Lewis Baumer was a versatile artist who developed strong reputations as both a children's illustrator and a Punch cartoonist. He was born in St. John's Wood, London in 1870 and educated at University College School, Gower Street. Encouraged by his parents to become an artist, he studied first in 1887 at St. John's Wood School of Art under A. A. Calderon, alongside Byam Shaw and Rex Vicat Cole. He then went on to the National Art Training School, South Kensington, and the Royal Academy Schools. He exhibited widely from 1892, but soon became better known as a black and white artist and illustrator, contribution illustrations to The Pall Mall Magazine (1893) and other magazines.
In 1897, Baumer established himself as an illustrator of children's books, publishing Jumblies to his own text, and Hoodie, his first collaboration with Mrs. Molesworth.
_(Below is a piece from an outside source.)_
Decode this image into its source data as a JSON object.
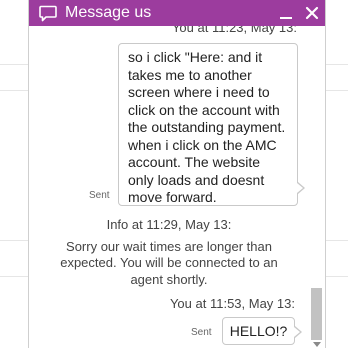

In the same year, he published a cartoon in Punch, and would become a regular contributor over five decades.
"...[Baumer] was in a way the leader and certainly the most popular of the social commentators, using 'social' in the old rather than the new sense... his tennis-parties and tea dances and bright young things and crusty old men and carefully-reared children depicted on aspect of one movement in history as completely as [John] Leech depicted another... he was capable of real comic invention. " - R. G. G. Price 'A History of Punch', London: Collins 1957.
As a painter, pastellist and printmaker, Baumer became a member of the Pastel Society (by 1908) and the Royal Institute of Painters in Water Colours (1921). He also belonged to the Langham Sketching Club, the Arts Club and the Chelsea Arts Club.
He lived in St. John's Wood for most of his life and died in October 1963.